Skip to navigation Skip to content

Bugs and the Victorians

Important information for event attendees and external visitors

coronavirus (COVID-19)In light of the most recent advice from the UK Government about stopping non-essential travel and increasing social distancing, most of our events have been rescheduled or moved to an online format.

Our sites have been placed on a restricted access condition, which means that only staff who are doing essential work can get access. All other colleagues will be working from home or staying at home even if they are unable to work remotely.

We have excellent and free to use video conference and conference call systems and are happy to make these facilities available to help you engage with us. Meetings are taking place via video conference with participants joining individually from their own locations; check with the relevant member of staff for advice.

As the situation is constantly changing, please check the UK Government and NHS websites for the latest advice and updates.

If you have any questions or concerns, please email events@hutton.ac.uk.

Seminar
20 November, 4pm
at the James Hutton Institute, Aberdeen
for scientists, researchers and the general public
John F. Clark

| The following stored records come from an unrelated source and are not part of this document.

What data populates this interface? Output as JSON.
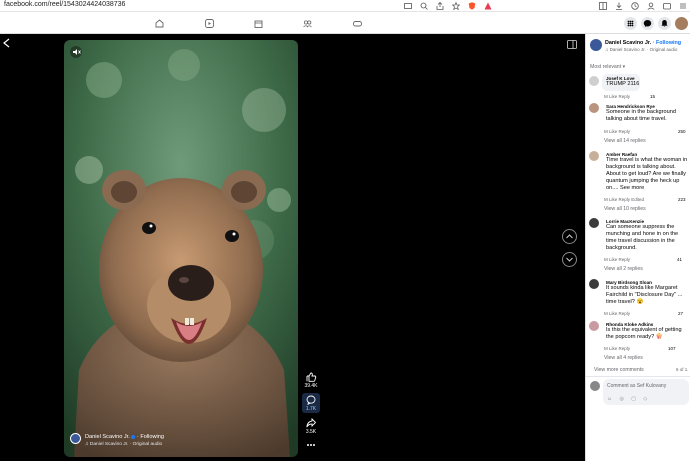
{
  "browser": {
    "url": "facebook.com/reel/1543024424038736"
  },
  "reel": {
    "author": "Daniel Scavino Jr.",
    "following": "· Following",
    "audio": "♫ Daniel Scavino Jr. · Original audio",
    "likes": "39.4K",
    "comments": "1.7K",
    "shares": "3.5K"
  },
  "panel": {
    "header_name": "Daniel Scavino Jr.",
    "header_following": "· Following",
    "header_audio": "♫ Daniel Scavino Jr. · Original audio",
    "sort": "Most relevant",
    "comments": [
      {
        "name": "Josef K Love",
        "text": "TRUMP 2116",
        "actions": "M     Like     Reply",
        "count": "15"
      },
      {
        "name": "Sara Hendrickson Rye",
        "text": "Someone in the background talking about time travel.",
        "actions": "M     Like     Reply",
        "count": "250",
        "replies": "View all 14 replies"
      },
      {
        "name": "Amber Raefan",
        "text": "Time travel is what the woman in background is talking about. About to get loud? Are we finally quantum jumping the heck up on.... See more",
        "actions": "M     Like     Reply     Edited",
        "count": "223",
        "replies": "View all 10 replies"
      },
      {
        "name": "Lorrie MacKenzie",
        "text": "Can someone suppress the munching and hone in on the time travel discussion in the background.",
        "actions": "M     Like     Reply",
        "count": "41",
        "replies": "View all 2 replies"
      },
      {
        "name": "Mary Birdsong Sloan",
        "text": "It sounds kinda like Margaret Fairchild in \"Disclosure Day\" ... time travel? 😮",
        "actions": "M     Like     Reply",
        "count": "27"
      },
      {
        "name": "Rhonda Kloke Adkins",
        "text": "Is this the equivalent of getting the popcorn ready? 🍿",
        "actions": "M     Like     Reply",
        "count": "107",
        "replies": "View all 4 replies"
      }
    ],
    "view_more": "View more comments",
    "pagination": "6 of 1.",
    "comment_placeholder": "Comment as Sef Kulovany"
  },
  "colors": {
    "fb_blue": "#1877f2",
    "bg_dark": "#000000",
    "meta_gray": "#65676b"
  },
  "icons": [
    "back-icon",
    "home-icon",
    "reels-icon",
    "marketplace-icon",
    "groups-icon",
    "gaming-icon",
    "menu-icon",
    "messenger-icon",
    "bell-icon",
    "mute-icon",
    "like-icon",
    "comment-icon",
    "share-icon",
    "more-icon",
    "chevron-up-icon",
    "chevron-down-icon"
  ]
}
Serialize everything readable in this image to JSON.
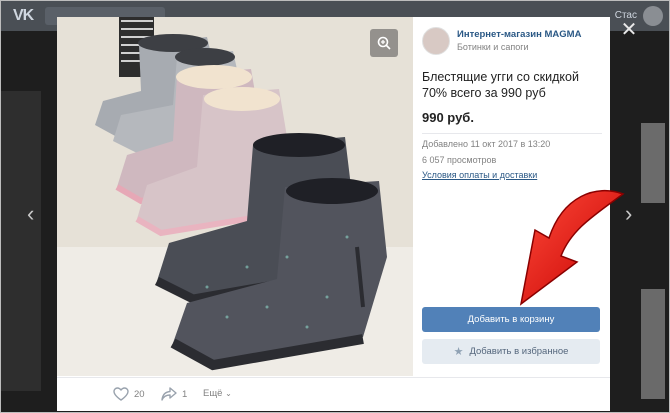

Dr John F. Clark from the University of St Andrews will give this seminar "Bugs and the Victorians" at the James Hutton Institute in Aberdeen. It has been organised by Aberdeen Entomological Club.

In the wake of the Scientific Revolution, the impulse to name and classify the natural world accelerated, and insects presented a particularly inviting challenge.

This talk will explore how science became increasingly important in nineteenth-century British culture and how the systematic study of insects permitted entomologists to engage with the most pressing questions of Victorian times: the nature of God, mind and governance and the origins of life.

By placing insects in a myriad of contexts - politics, religion, gender, and empire - the impact of Victorian culture on the science of insects and on the systematic knowledge of the natural world will be demonstrated.

Through engaging accounts of famous and eccentric innovators who sought to define social roles for themselves through a specialist study of insects - among them a Tory clergyman, a banker and member of Parliament, a wealthy spinster, and an entrepreneurial academic - the speaker will examine the role of insects in the making of modern Britain and the legacy of Victorian entomologists that continues to this day.

Share our content

Share this

Printed from /events/bugs-and-victorians on 03/06/20 08:35:00 AM

The James Hutton Research Institute is the result of the merger in April 2011 of MLURI and SCRI. This merger formed a new powerhouse for research into food, land use, and climate change.